    useful in practice than n-ary string comparison predicates;
    and the unfortunate fact is that STRING{>...} returning a
    mismatch index cannot be generalized to n-ary case!

It turns out to be a handy value to have around if you are comparing
strings. The string compare functions produce it, so we can essentially export
it to clients for free. "Don't hide functionality."

(By the way, you *can* generalise mismatch indices to n-ary comparisons, but
it seems to be less useful.)

    SUBSTRING-COMPARE{-CI}: is mismatch index (!?) relative or absolute?

You get an index into the string itself (absolute); it's relative to the
beginning of the string, not the beginning of the selected substring
segment. I've added a little text to the SRFI to make this clear.


Why not, indeed? I'm flexible (I'm ever so slightly in favor of -ITER, because
I'm a brevity freak, but can definitely see the merits of -ITERATE). How do
people feel about this one?

    {SUB}STRING-{PRE,SUF}FIX-COUNT{-CI}: why not -LENGTH- instead of -COUNT-?
    In both CommonLisp and SRFI-1, COUNT is associated with selective
    counting, not measuring the length of contiguous subsequences.

No strong reason; I believe these names came over from MIT Scheme. We
could change. May I have other opinions on this matter?

    SUBSTRING{-CI}? : why do these names end in question mark? They
    behave more like SUBSTRING-INDEX{-CI} and other MEMQ-like procedures.

1. You typically use them as boolean predicates.
2. The name SUBSTRING is already being used.

    ;;; proposed additions (actually these were defined in R^2RS):

    (substring-move-left! string1 start1 end1 string2 start2)
    (substring-move-right! string1 start1 end1 string2 start2)

Got you covered; it's already there. See STRING-COPY!.  Here's the code; you
can see that no right/left variants are needed -- it does the right thing in
all cases.
(define (string-copy! to tstart from . maybe-fstart+fend)
  (string-let-start+end (fstart fend) string-copy! from maybe-fstart+fend
	(let ((tend (+ tstart (- fend fstart))))
	  (check-substring-spec string-copy! to tstart tend)
	  (if (> fstart tstart)
	      (do ((i fstart (+ i 1))
		   (j tstart (+ j 1)))
		  ((>= i fend))
		(string-set! to j (string-ref from i)))

	      (do ((i (- fend 1) (- i 1))
		   (j (- tend 1) (- j 1)))
		  ((< i fstart))
		(string-set! to j (string-ref from i)))))))

    From: Lars Arvestad <arve@xxxxxxxxxxx>
    I noticed the procedure pair string-for-each and string-iter [*]. My
    suggestion is that string-iter is dropped and that string-for-each is 
    made do iterate from START to END. This is consistent with the list
    version of for-each, which is guaranteed to apply PROC in
    order.
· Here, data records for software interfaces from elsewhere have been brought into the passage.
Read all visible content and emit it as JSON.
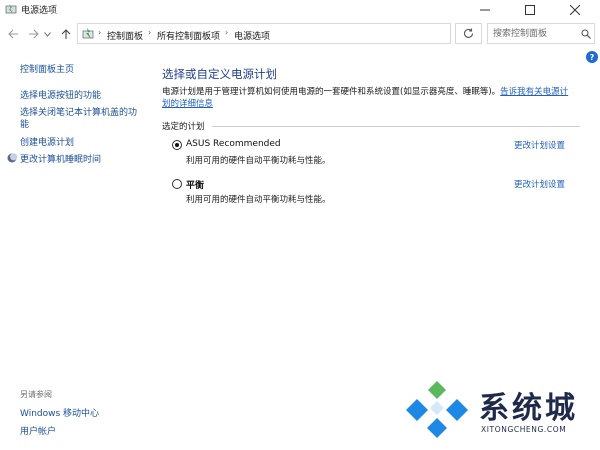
{
  "window": {
    "title": "电源选项"
  },
  "address_bar": {
    "breadcrumbs": [
      "控制面板",
      "所有控制面板项",
      "电源选项"
    ]
  },
  "search": {
    "placeholder": "搜索控制面板"
  },
  "help": {
    "label": "?"
  },
  "left_pane": {
    "home": "控制面板主页",
    "links": [
      "选择电源按钮的功能",
      "选择关闭笔记本计算机盖的功",
      "能",
      "创建电源计划",
      "更改计算机睡眠时间"
    ],
    "see_also_label": "另请参阅",
    "see_also_links": [
      "Windows 移动中心",
      "用户帐户"
    ]
  },
  "main": {
    "heading": "选择或自定义电源计划",
    "description": "电源计划是用于管理计算机如何使用电源的一套硬件和系统设置(如显示器亮度、睡眠等)。",
    "description_link_line1": "告诉我有关电源计",
    "description_link_line2": "划的详细信息",
    "group_label": "选定的计划",
    "plans": [
      {
        "name": "ASUS Recommended",
        "description": "利用可用的硬件自动平衡功耗与性能。",
        "link": "更改计划设置",
        "selected": true
      },
      {
        "name": "平衡",
        "description": "利用可用的硬件自动平衡功耗与性能。",
        "link": "更改计划设置",
        "selected": false
      }
    ]
  },
  "watermark": {
    "text": "系统城",
    "subtext": "XITONGCHENG.COM"
  },
  "colors": {
    "link": "#1f5fc4",
    "heading": "#1f3f8f",
    "watermark_blue": "#1e88e5",
    "watermark_green": "#5cb85c"
  }
}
If a procedure can be applied in any order, it can't be a
    restriction to apply it in order, thus an unordered version of
    string-for-each is unnecessary. 

    Are there efficiency/implementation advantages to have an unordered
    version? In that case, another name than string-for-each seems

STRING-FOR-EACH is allowed to go right-to-left. Going right-to-left means the
index end-test is for zero, not the length of the list. Testing against zero
is faster and doesn't require you to hold the string-length in a register
across the iteration. Call me an efficiency freak. (And, yes, I know:
induction variable elimination nukes the zeroness of the r-to-l scan. 
But no one does it in Scheme, so it doesn't really buy much these days...)

As for STRING-REDUCE & STRING-REDUCE-RIGHT: I defined them, but the
definitions made it clear that the functions were essentially useless.
So I have dropped them. Others may redefine & repropose them, if they
wish. Note that for reducing (in the sense of SRFI-1 list-lib) over strings, 
the function F must be a char x char -> char function, and the right identity
value must be a character. I cannot come up with a single thing one would ever
want to do with such a function.

I have made two changes to the library:
  - I've added a small efficiency hack to the definition of
  - I've added two support procedures for general Knuth-Morris-Pratt
    string search. These procedures make it easy to do KMP search
    through arbitrary character sources such as input ports.

    PS: Olin: Thanks once again for what looks like an excellent draft.

You bet! Thanks for the excellent feedback, y'all; I appreciate it.